• Entries from a dataset of interfaces

+++

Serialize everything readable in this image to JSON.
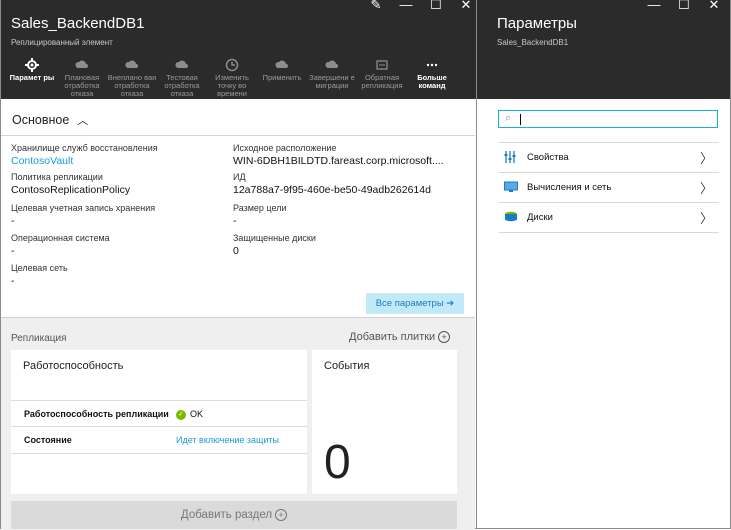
{
  "left": {
    "title": "Sales_BackendDB1",
    "subtitle": "Реплицированный элемент",
    "window_controls": [
      "pin-icon",
      "minimize-icon",
      "maximize-icon",
      "close-icon"
    ],
    "commands": [
      {
        "label": "Парамет ры",
        "icon": "gear-icon",
        "active": true
      },
      {
        "label": "Плановая отработка отказа",
        "icon": "cloud-arrow-icon",
        "active": false
      },
      {
        "label": "Внеплано вая отработка отказа",
        "icon": "cloud-warning-icon",
        "active": false
      },
      {
        "label": "Тестовая отработка отказа",
        "icon": "cloud-check-icon",
        "active": false
      },
      {
        "label": "Изменить точку во времени",
        "icon": "clock-icon",
        "active": false
      },
      {
        "label": "Применить",
        "icon": "cloud-check-icon",
        "active": false
      },
      {
        "label": "Завершени е миграции",
        "icon": "cloud-done-icon",
        "active": false
      },
      {
        "label": "Обратная репликация",
        "icon": "reverse-icon",
        "active": false
      },
      {
        "label": "Больше команд",
        "icon": "more-icon",
        "active": true
      }
    ],
    "essentials": {
      "title": "Основное",
      "vault_label": "Хранилище служб восстановления",
      "vault_value": "ContosoVault",
      "source_label": "Исходное расположение",
      "source_value": "WIN-6DBH1BILDTD.fareast.corp.microsoft....",
      "policy_label": "Политика репликации",
      "policy_value": "ContosoReplicationPolicy",
      "id_label": "ИД",
      "id_value": "12a788a7-9f95-460e-be50-49adb262614d",
      "storage_label": "Целевая учетная запись хранения",
      "storage_value": "-",
      "size_label": "Размер цели",
      "size_value": "-",
      "os_label": "Операционная система",
      "os_value": "-",
      "disks_label": "Защищенные диски",
      "disks_value": "0",
      "network_label": "Целевая сеть",
      "network_value": "-",
      "all_settings": "Все параметры ➔"
    },
    "replication": {
      "title": "Репликация",
      "add_tiles": "Добавить плитки",
      "health_title": "Работоспособность",
      "rows": [
        {
          "key": "Работоспособность репликации",
          "value": "OK"
        },
        {
          "key": "Состояние",
          "value": "Идет включение защиты"
        }
      ],
      "events_title": "События",
      "events_count": "0",
      "add_section": "Добавить раздел"
    }
  },
  "right": {
    "title": "Параметры",
    "subtitle": "Sales_BackendDB1",
    "window_controls": [
      "minimize-icon",
      "maximize-icon",
      "close-icon"
    ],
    "search_placeholder": "",
    "items": [
      {
        "label": "Свойства",
        "icon": "properties-icon"
      },
      {
        "label": "Вычисления и сеть",
        "icon": "compute-network-icon"
      },
      {
        "label": "Диски",
        "icon": "disks-icon"
      }
    ]
  },
  "colors": {
    "header": "#2b2b2b",
    "accent": "#1a9bd8",
    "ok": "#7ab800",
    "button_bg": "#c1e9f8"
  }
}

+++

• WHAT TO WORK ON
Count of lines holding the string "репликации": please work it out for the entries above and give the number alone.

• RESPONSE
2